(begin-for-syntax
  (define-syntax-class type
    (pattern name:id
             #:attr [param 1] '()
             #:attr [field-id 1] '())
    (pattern (name:id param ...+)
             #:attr [field-id 1] (generate-temporaries #'(param ...)))))

(define-syntax define-datatype
  (syntax-parser
    [(_ type-name:type data-constructor:type ...)

     (define/with-syntax [data-type ...]
       (for/list ([name (in-syntax #'(data-constructor.name ...))])
         (if (stx-null? #'(type-name.param ...))
             name
             #`(#,name type-name.param ...))))

     #'(begin
         (struct (type-name.param ...) data-constructor.name
           ([data-constructor.field-id : data-constructor.param] ...)) ...
         (define-type type-name (U data-type ...)))]))

It’s a little bit dense, certainly, but it is not as complicated or scary as it might seem.
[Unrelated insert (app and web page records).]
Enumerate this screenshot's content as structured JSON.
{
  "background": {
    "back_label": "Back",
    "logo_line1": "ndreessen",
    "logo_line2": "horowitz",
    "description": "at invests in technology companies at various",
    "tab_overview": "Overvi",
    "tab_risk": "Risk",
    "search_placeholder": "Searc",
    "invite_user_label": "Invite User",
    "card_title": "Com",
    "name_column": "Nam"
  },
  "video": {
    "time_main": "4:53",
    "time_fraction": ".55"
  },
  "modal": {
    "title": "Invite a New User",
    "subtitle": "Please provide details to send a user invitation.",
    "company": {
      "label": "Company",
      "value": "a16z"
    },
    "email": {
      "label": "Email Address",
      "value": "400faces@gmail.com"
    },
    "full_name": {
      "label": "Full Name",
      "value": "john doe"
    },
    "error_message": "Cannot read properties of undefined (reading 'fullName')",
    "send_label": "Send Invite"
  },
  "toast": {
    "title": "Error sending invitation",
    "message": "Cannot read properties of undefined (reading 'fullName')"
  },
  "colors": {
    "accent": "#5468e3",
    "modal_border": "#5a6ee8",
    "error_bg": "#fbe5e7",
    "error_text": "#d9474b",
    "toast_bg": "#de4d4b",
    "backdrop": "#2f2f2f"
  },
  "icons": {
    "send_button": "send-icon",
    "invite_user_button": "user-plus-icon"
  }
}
It’s a simple, mostly declarative, powerful way to transform a DSL into ordinary Typed Racket syntax, and now all we have to do is put it to use.
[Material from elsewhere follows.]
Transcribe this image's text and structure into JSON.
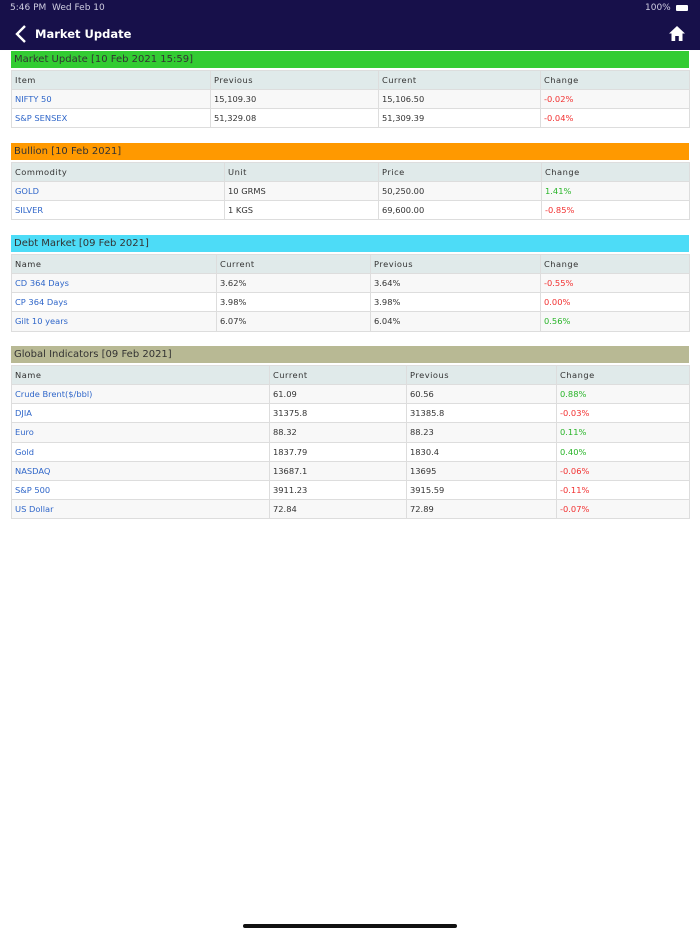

Using our ADTs

With the macro built, we can now actually use our ADTs using the syntax we described! The following is now valid code:

(define-datatype (Tree a)
  Empty
  (Leaf a)
  (Node (Tree a) (Tree a)))

> (Node (Leaf 3) (Node (Empty) (Leaf 7)))
- : (Node Positive-Byte)
(Node (Leaf 3) (Node (Empty) (Leaf 7)))

We can use this to define common data types, such as Haskell’s Maybe:

(define-datatype (Maybe a)
  (Just a)
  Nothing)

(: maybe-default (All [a] (Maybe a) a -> a))
(define (maybe-default m v)
  (match m
    [(Just a)  a]
    [(Nothing) v]))

(: maybe-then (All [a] (Maybe a) (a -> (Maybe a)) -> (Maybe a)))
(define (maybe-then m f)
  (match m
    [(Just a)  (f a)]
    [(Nothing) (Nothing)]))

And of course, we can also use it to define ADTs that use concrete types rather that type parameters, if we so desire. This implements a small mathematical language, along with a trivial interpreter:

(define-datatype Expr
  (Value Number)
  (Add Expr Expr)
  (Subtract Expr Expr)
  (Multiply Expr Expr)
  (Divide Expr Expr))

(: evaluate (Expr -> Number))
(define (evaluate e)
  (match e
    [(Value x)      x                            ]
    [(Add a b)      (+ (evaluate a) (evaluate b))]
    [(Subtract a b) (- (evaluate a) (evaluate b))]
    [(Multiply a b) (* (evaluate a) (evaluate b))]
    [(Divide a b)   (/ (evaluate a) (evaluate b))]))

> (evaluate (Add (Value 1)
                 (Multiply (Divide (Value 1) (Value 2))
                           (Value 7))))
4 1/2

There’s all the power of ADTs, right in Racket, all implemented in 22 lines of code. If you’d like to see all the code together in a runnable form, I’ve put together a gist here.

Conclusions and credit

This isn’t the simplest macro to create, nor is it the most complex. The code examples might not even make much sense until you try it out yourself. Macros, like any difficult concept, are not always easy to pick up, but they certainly are powerful. The ability to extend the language in such a way, in the matter of minutes, is unparalleled in languages other than Lisp.

This is, of course, a blessing and a curse. Lisps reject some of the syntactic landmarks that often aid in readability for the power to abstract programs into their bare components. In the end, is this uniform conciseness more or less readable? That’s an incredibly subjective question, one that has prompted powerfully impassioned discussions, and I will not attempt to argue one way or the other here.

That said, I think it’s pretty cool.

Finally, I must give credit where credit is due. Thanks to Andrew M. Kent for the creation of the datatype package, which served as the inspiration for this blog post. Many thanks to Sam Tobin-Hochstadt for his work creating Typed Racket, as well as helping me dramatically simplify the implementation used in this blog post. Also thanks to Ryan Culpepper and Matthias Felleisen for their work on creating syntax/parse, which is truly a marvelous tool for exploring the world of macros, and, of course, a big thanks to Matthew Flatt for his implementation of hygiene in Racket, as well as much of the rest of Racket itself. Not to mention the entire legacy of those who formulated the foundations of the Scheme macro system and created the framework for all of this to be possible so many decades later.

Truly, working in Racket feels like standing on the shoulders of giants. If you’re intrigued, give it a shot. It’s a fun feeling.